October 24th, 2013 | No Comments | Posted in Canada, Marketing, Social Media

More than 19 million Canadians are now logging onto Facebook at least once every month — that’s more than half the population — while 14 million check their newsfeed every single day, according to a batch of new statistics being released by the social network on Wednesday.

Of Facebook’s Canadian users, 13 million are accessing the site at least once a month on a mobile device, while 9.4 million use a phone or tablet to interact with the social network daily.

Although desktop users still outnumber mobile users by a large margin, overall mobile usage has now exceeded traffic via computers.

“Mobile is a rocket ship … if you look at interactions per day, people are way more engaged on mobile devices than desktop devices,” said Jordan Banks, managing director of Facebook Canada.

“Consumer behaviour is just fundamentally changing these days and so whereas it used to be that somebody would jump online maybe once a day and they’d do it from their PC, people are now online multiple times a day and they’re online across a whole variety of different devices, the majority of which are mobile.”

Banks said daily Facebook usage in Canada is higher than both the global and U.S. averages.

“One of the things (studied) is the percentage of monthly users that come back daily. Sixty-one per cent is pretty much the global average, in the U.S. that number is somewhere around 70 per cent and in Canada it’s 74 per cent.”

Facebook is releasing the data largely to help make its case to marketers that more ad money should be spent on the social network.

“If you think about the right people getting the right message at the right time and then targeting that against the right business objective, we feel we have a platform that is by far and away the best in Canada to do that,” Banks said.

“If you look at traditional media, people generally thought about reach across TV or across newspapers and that’s been a primary form of reach.
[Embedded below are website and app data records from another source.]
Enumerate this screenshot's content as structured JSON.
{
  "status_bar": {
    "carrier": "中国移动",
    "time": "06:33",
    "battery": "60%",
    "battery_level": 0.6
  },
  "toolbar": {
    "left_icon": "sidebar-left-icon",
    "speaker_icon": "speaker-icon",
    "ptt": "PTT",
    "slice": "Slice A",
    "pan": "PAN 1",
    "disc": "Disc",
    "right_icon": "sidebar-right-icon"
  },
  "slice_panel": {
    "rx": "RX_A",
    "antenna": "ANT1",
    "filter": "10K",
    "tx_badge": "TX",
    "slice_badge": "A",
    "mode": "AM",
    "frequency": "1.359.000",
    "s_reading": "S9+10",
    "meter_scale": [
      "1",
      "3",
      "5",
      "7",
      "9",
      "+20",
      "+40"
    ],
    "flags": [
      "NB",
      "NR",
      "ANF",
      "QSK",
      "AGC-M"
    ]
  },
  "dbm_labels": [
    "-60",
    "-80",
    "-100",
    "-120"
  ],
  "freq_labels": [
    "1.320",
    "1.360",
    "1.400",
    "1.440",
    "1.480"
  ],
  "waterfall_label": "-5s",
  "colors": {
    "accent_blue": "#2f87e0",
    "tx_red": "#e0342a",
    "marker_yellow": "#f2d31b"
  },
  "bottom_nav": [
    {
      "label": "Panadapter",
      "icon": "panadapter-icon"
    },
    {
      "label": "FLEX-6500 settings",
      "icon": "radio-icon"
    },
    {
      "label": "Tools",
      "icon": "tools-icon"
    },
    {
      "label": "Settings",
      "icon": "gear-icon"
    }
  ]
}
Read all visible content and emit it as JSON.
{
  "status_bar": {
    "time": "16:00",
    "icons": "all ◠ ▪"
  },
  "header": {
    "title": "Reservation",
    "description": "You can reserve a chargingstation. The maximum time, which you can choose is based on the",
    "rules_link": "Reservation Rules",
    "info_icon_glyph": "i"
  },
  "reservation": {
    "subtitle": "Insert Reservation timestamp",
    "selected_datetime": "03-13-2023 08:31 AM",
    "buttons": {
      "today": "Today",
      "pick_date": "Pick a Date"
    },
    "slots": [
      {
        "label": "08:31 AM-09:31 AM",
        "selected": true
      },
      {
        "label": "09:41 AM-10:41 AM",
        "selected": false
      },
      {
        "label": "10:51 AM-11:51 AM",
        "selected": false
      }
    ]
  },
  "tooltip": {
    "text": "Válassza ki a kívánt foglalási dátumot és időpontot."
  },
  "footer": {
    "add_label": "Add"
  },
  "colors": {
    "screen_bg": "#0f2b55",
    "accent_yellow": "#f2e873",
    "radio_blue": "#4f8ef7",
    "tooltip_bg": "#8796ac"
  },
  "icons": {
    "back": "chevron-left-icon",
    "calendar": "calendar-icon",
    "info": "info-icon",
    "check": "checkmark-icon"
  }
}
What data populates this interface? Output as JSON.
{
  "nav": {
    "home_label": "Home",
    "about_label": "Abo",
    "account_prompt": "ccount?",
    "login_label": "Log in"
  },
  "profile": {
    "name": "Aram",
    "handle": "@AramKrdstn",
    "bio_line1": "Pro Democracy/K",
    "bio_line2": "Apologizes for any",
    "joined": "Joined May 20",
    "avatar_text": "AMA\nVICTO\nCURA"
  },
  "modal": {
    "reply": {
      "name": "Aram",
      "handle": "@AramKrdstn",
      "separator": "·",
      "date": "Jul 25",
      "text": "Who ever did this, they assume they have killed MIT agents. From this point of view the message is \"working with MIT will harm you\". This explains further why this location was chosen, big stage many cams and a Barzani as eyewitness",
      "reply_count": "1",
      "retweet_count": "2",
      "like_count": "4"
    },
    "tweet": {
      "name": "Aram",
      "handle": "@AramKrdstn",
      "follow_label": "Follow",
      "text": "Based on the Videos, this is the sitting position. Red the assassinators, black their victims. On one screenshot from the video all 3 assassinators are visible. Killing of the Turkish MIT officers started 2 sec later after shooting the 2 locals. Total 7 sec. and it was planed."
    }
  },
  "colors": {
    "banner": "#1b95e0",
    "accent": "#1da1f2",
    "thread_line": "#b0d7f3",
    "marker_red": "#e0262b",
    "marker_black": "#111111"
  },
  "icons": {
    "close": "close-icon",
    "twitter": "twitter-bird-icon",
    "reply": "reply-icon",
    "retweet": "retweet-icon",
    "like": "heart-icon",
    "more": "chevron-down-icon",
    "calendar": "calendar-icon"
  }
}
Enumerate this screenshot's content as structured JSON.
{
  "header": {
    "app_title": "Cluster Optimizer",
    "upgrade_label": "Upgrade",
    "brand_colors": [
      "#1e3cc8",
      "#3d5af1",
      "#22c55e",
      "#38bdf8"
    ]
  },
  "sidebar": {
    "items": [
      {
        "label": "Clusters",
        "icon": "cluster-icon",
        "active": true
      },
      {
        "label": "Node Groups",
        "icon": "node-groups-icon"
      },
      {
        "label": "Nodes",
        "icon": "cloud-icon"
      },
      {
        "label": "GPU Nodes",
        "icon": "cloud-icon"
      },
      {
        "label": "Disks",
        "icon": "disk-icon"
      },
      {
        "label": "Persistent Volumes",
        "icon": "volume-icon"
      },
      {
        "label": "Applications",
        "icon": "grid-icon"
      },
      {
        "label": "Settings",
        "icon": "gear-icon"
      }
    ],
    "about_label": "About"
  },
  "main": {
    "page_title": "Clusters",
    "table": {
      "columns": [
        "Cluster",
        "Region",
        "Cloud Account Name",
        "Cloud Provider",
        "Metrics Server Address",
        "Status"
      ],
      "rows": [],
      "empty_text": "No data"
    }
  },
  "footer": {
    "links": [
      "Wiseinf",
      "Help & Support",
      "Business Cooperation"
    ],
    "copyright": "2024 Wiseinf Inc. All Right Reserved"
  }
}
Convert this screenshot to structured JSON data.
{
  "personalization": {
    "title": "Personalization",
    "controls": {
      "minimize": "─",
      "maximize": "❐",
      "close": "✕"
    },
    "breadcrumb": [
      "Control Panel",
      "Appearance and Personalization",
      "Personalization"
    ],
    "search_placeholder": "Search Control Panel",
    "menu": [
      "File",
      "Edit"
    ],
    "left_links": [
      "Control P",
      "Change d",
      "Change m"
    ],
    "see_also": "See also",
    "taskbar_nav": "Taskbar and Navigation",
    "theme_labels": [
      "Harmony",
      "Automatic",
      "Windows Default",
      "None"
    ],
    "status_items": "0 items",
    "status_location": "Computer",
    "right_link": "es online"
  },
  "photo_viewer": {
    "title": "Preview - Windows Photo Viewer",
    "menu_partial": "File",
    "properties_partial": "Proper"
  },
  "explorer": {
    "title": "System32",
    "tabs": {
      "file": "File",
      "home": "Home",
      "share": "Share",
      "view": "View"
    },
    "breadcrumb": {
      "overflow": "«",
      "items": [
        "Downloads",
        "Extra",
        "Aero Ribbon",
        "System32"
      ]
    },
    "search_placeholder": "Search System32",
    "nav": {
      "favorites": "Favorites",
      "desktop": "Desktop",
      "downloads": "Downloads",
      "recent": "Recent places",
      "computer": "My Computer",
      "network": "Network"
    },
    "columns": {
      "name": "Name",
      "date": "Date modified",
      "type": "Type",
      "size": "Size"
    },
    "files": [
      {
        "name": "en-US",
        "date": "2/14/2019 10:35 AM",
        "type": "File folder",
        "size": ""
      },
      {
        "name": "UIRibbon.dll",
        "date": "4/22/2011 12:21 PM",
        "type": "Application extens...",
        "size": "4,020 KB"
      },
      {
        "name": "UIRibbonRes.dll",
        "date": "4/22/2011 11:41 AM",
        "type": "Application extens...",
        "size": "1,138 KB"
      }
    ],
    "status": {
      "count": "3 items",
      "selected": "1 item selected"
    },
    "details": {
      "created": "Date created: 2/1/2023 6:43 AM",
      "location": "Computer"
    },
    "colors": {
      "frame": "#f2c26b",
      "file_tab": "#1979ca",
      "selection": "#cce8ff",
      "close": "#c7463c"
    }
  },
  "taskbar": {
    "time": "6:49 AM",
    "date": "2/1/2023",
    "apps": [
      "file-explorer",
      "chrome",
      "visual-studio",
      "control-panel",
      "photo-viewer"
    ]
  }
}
And I think now what you see is by virtue of us having the 19 million Canadians in any given month and 14 million every single day, Facebook is now a primary form of reach for (advertisers), because not only can we reach people at a huge scale but we can target them in a way that has never been available before.”

Although some users have griped about the increased presence of ads on the site, Banks points out that usage hasn’t decreased.

“In your newsfeed, maximum you’ll see one out of every 20 posts is going to be an ad,” he said.

“We are constantly doing user research and test groups to see what type of effect do ads have on user behaviour and what we’ve seen is at the current five per cent ads-in-newsfeed ratio there’s no material effect on the satisfaction of users.”

August 14, 2013 11:48 am

By Michael Oliveira  The Canadian Press